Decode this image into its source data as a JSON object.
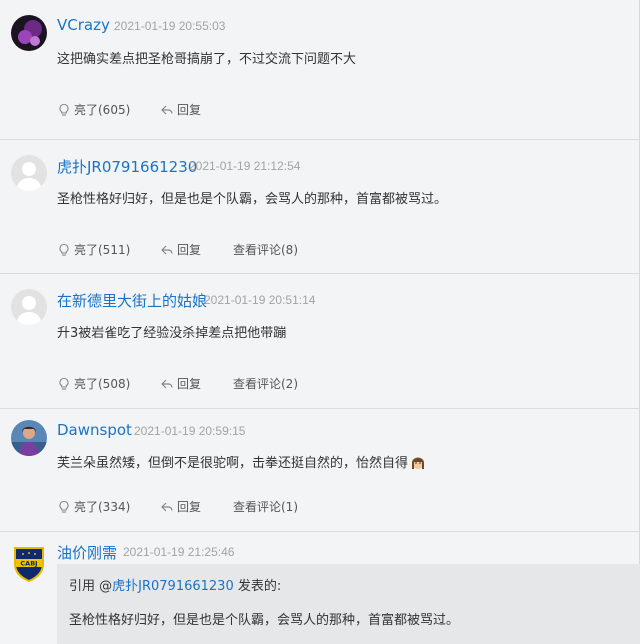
{
  "comments": [
    {
      "username": "VCrazy",
      "time": "2021-01-19 20:55:03",
      "text": "这把确实差点把圣枪哥搞崩了，不过交流下问题不大",
      "like_label": "亮了(605)",
      "reply_label": "回复",
      "avatar_icon": "purple-avatar"
    },
    {
      "username": "虎扑JR0791661230",
      "time": "2021-01-19 21:12:54",
      "text": "圣枪性格好归好，但是也是个队霸，会骂人的那种，首富都被骂过。",
      "like_label": "亮了(511)",
      "reply_label": "回复",
      "view_label": "查看评论(8)",
      "avatar_icon": "default-avatar"
    },
    {
      "username": "在新德里大街上的姑娘",
      "time": "2021-01-19 20:51:14",
      "text": "升3被岩雀吃了经验没杀掉差点把他带蹦",
      "like_label": "亮了(508)",
      "reply_label": "回复",
      "view_label": "查看评论(2)",
      "avatar_icon": "default-avatar"
    },
    {
      "username": "Dawnspot",
      "time": "2021-01-19 20:59:15",
      "text": "芙兰朵虽然矮，但倒不是很驼啊，击拳还挺自然的，怡然自得",
      "like_label": "亮了(334)",
      "reply_label": "回复",
      "view_label": "查看评论(1)",
      "avatar_icon": "photo-avatar"
    },
    {
      "username": "油价刚需",
      "time": "2021-01-19 21:25:46",
      "avatar_icon": "cabj-badge-avatar",
      "avatar_text": "CABJ",
      "quote": {
        "prefix": "引用 @",
        "user": "虎扑JR0791661230",
        "suffix": " 发表的:",
        "text": "圣枪性格好归好，但是也是个队霸，会骂人的那种，首富都被骂过。"
      }
    }
  ],
  "colors": {
    "username": "#1a73c7",
    "time": "#a3a3a3",
    "background": "#f3f4f6",
    "quote_bg": "#e6e7e9"
  }
}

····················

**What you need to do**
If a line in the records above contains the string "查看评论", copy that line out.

**Answer section**
      "view_label": "查看评论(8)",
      "view_label": "查看评论(2)",
      "view_label": "查看评论(1)",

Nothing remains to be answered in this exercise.